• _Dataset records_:
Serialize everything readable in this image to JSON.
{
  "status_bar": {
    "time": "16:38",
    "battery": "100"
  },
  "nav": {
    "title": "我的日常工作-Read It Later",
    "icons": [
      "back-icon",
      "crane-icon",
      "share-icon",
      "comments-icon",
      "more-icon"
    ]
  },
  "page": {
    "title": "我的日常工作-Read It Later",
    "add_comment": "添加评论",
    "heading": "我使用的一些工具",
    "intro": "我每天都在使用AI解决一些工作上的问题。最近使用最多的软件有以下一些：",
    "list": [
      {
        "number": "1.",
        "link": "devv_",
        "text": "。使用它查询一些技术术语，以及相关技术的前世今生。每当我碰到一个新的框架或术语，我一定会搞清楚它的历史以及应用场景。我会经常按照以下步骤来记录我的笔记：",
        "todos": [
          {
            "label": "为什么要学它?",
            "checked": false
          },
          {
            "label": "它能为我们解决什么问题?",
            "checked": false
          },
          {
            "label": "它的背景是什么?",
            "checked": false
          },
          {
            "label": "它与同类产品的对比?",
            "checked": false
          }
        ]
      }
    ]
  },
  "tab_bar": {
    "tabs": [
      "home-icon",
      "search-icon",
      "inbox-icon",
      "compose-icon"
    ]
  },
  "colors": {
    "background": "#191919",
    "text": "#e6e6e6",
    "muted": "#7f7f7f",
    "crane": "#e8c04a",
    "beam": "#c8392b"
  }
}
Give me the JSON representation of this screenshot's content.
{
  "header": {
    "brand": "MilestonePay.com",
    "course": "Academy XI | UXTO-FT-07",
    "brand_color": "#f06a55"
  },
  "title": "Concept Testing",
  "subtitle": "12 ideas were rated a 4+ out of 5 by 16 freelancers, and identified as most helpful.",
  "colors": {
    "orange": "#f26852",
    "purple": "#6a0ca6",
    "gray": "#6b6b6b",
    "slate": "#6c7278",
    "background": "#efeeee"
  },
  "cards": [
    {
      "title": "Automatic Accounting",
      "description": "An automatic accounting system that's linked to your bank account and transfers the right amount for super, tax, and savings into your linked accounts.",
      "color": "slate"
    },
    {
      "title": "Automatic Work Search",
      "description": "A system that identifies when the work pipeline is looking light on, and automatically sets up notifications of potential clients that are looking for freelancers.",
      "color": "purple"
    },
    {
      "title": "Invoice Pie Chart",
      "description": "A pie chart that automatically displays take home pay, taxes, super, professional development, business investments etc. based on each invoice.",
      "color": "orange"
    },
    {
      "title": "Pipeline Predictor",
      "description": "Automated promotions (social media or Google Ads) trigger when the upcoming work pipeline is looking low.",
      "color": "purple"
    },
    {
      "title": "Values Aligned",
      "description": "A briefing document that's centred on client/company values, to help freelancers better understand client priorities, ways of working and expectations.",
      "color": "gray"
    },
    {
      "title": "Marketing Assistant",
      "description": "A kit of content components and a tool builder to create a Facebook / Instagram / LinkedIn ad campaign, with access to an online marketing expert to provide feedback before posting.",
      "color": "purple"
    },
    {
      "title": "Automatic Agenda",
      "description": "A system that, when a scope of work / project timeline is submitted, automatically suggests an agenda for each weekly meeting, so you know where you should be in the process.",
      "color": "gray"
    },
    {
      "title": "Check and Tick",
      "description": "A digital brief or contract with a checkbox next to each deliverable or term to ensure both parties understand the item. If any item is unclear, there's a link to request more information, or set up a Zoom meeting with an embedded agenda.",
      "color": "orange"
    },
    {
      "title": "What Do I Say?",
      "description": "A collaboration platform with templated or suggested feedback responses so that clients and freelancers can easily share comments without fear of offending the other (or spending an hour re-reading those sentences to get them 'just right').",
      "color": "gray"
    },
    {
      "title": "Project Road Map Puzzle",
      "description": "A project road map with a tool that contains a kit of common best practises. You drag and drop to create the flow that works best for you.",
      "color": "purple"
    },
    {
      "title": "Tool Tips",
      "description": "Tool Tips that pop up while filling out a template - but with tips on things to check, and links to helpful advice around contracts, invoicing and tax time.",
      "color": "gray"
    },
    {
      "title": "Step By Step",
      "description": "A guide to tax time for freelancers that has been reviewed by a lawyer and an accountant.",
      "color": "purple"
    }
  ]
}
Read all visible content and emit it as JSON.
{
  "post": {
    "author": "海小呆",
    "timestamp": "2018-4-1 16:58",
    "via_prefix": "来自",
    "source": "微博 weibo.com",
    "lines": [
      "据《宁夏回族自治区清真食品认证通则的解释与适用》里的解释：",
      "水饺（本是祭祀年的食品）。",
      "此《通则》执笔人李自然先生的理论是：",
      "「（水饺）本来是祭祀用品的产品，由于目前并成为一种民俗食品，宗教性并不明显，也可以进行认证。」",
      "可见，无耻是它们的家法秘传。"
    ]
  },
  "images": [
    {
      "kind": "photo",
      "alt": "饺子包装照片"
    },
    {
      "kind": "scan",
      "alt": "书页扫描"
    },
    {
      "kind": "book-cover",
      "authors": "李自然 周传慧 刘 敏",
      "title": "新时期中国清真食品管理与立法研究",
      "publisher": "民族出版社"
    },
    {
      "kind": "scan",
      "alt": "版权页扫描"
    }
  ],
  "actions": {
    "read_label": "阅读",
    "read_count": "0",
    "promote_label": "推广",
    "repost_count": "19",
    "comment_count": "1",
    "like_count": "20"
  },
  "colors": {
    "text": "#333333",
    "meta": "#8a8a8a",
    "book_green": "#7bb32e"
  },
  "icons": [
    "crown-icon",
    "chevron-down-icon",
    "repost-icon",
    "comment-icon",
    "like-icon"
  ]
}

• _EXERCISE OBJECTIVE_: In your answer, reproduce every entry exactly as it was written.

• _RESPONSE TO THIS TASK_:
Serialize everything readable in this image to JSON.
{
  "status_bar": {
    "time": "16:38",
    "battery": "100"
  },
  "nav": {
    "title": "我的日常工作-Read It Later",
    "icons": [
      "back-icon",
      "crane-icon",
      "share-icon",
      "comments-icon",
      "more-icon"
    ]
  },
  "page": {
    "title": "我的日常工作-Read It Later",
    "add_comment": "添加评论",
    "heading": "我使用的一些工具",
    "intro": "我每天都在使用AI解决一些工作上的问题。最近使用最多的软件有以下一些：",
    "list": [
      {
        "number": "1.",
        "link": "devv_",
        "text": "。使用它查询一些技术术语，以及相关技术的前世今生。每当我碰到一个新的框架或术语，我一定会搞清楚它的历史以及应用场景。我会经常按照以下步骤来记录我的笔记：",
        "todos": [
          {
            "label": "为什么要学它?",
            "checked": false
          },
          {
            "label": "它能为我们解决什么问题?",
            "checked": false
          },
          {
            "label": "它的背景是什么?",
            "checked": false
          },
          {
            "label": "它与同类产品的对比?",
            "checked": false
          }
        ]
      }
    ]
  },
  "tab_bar": {
    "tabs": [
      "home-icon",
      "search-icon",
      "inbox-icon",
      "compose-icon"
    ]
  },
  "colors": {
    "background": "#191919",
    "text": "#e6e6e6",
    "muted": "#7f7f7f",
    "crane": "#e8c04a",
    "beam": "#c8392b"
  }
}
Give me the JSON representation of this screenshot's content.
{
  "header": {
    "brand": "MilestonePay.com",
    "course": "Academy XI | UXTO-FT-07",
    "brand_color": "#f06a55"
  },
  "title": "Concept Testing",
  "subtitle": "12 ideas were rated a 4+ out of 5 by 16 freelancers, and identified as most helpful.",
  "colors": {
    "orange": "#f26852",
    "purple": "#6a0ca6",
    "gray": "#6b6b6b",
    "slate": "#6c7278",
    "background": "#efeeee"
  },
  "cards": [
    {
      "title": "Automatic Accounting",
      "description": "An automatic accounting system that's linked to your bank account and transfers the right amount for super, tax, and savings into your linked accounts.",
      "color": "slate"
    },
    {
      "title": "Automatic Work Search",
      "description": "A system that identifies when the work pipeline is looking light on, and automatically sets up notifications of potential clients that are looking for freelancers.",
      "color": "purple"
    },
    {
      "title": "Invoice Pie Chart",
      "description": "A pie chart that automatically displays take home pay, taxes, super, professional development, business investments etc. based on each invoice.",
      "color": "orange"
    },
    {
      "title": "Pipeline Predictor",
      "description": "Automated promotions (social media or Google Ads) trigger when the upcoming work pipeline is looking low.",
      "color": "purple"
    },
    {
      "title": "Values Aligned",
      "description": "A briefing document that's centred on client/company values, to help freelancers better understand client priorities, ways of working and expectations.",
      "color": "gray"
    },
    {
      "title": "Marketing Assistant",
      "description": "A kit of content components and a tool builder to create a Facebook / Instagram / LinkedIn ad campaign, with access to an online marketing expert to provide feedback before posting.",
      "color": "purple"
    },
    {
      "title": "Automatic Agenda",
      "description": "A system that, when a scope of work / project timeline is submitted, automatically suggests an agenda for each weekly meeting, so you know where you should be in the process.",
      "color": "gray"
    },
    {
      "title": "Check and Tick",
      "description": "A digital brief or contract with a checkbox next to each deliverable or term to ensure both parties understand the item. If any item is unclear, there's a link to request more information, or set up a Zoom meeting with an embedded agenda.",
      "color": "orange"
    },
    {
      "title": "What Do I Say?",
      "description": "A collaboration platform with templated or suggested feedback responses so that clients and freelancers can easily share comments without fear of offending the other (or spending an hour re-reading those sentences to get them 'just right').",
      "color": "gray"
    },
    {
      "title": "Project Road Map Puzzle",
      "description": "A project road map with a tool that contains a kit of common best practises. You drag and drop to create the flow that works best for you.",
      "color": "purple"
    },
    {
      "title": "Tool Tips",
      "description": "Tool Tips that pop up while filling out a template - but with tips on things to check, and links to helpful advice around contracts, invoicing and tax time.",
      "color": "gray"
    },
    {
      "title": "Step By Step",
      "description": "A guide to tax time for freelancers that has been reviewed by a lawyer and an accountant.",
      "color": "purple"
    }
  ]
}
Read all visible content and emit it as JSON.
{
  "post": {
    "author": "海小呆",
    "timestamp": "2018-4-1 16:58",
    "via_prefix": "来自",
    "source": "微博 weibo.com",
    "lines": [
      "据《宁夏回族自治区清真食品认证通则的解释与适用》里的解释：",
      "水饺（本是祭祀年的食品）。",
      "此《通则》执笔人李自然先生的理论是：",
      "「（水饺）本来是祭祀用品的产品，由于目前并成为一种民俗食品，宗教性并不明显，也可以进行认证。」",
      "可见，无耻是它们的家法秘传。"
    ]
  },
  "images": [
    {
      "kind": "photo",
      "alt": "饺子包装照片"
    },
    {
      "kind": "scan",
      "alt": "书页扫描"
    },
    {
      "kind": "book-cover",
      "authors": "李自然 周传慧 刘 敏",
      "title": "新时期中国清真食品管理与立法研究",
      "publisher": "民族出版社"
    },
    {
      "kind": "scan",
      "alt": "版权页扫描"
    }
  ],
  "actions": {
    "read_label": "阅读",
    "read_count": "0",
    "promote_label": "推广",
    "repost_count": "19",
    "comment_count": "1",
    "like_count": "20"
  },
  "colors": {
    "text": "#333333",
    "meta": "#8a8a8a",
    "book_green": "#7bb32e"
  },
  "icons": [
    "crown-icon",
    "chevron-down-icon",
    "repost-icon",
    "comment-icon",
    "like-icon"
  ]
}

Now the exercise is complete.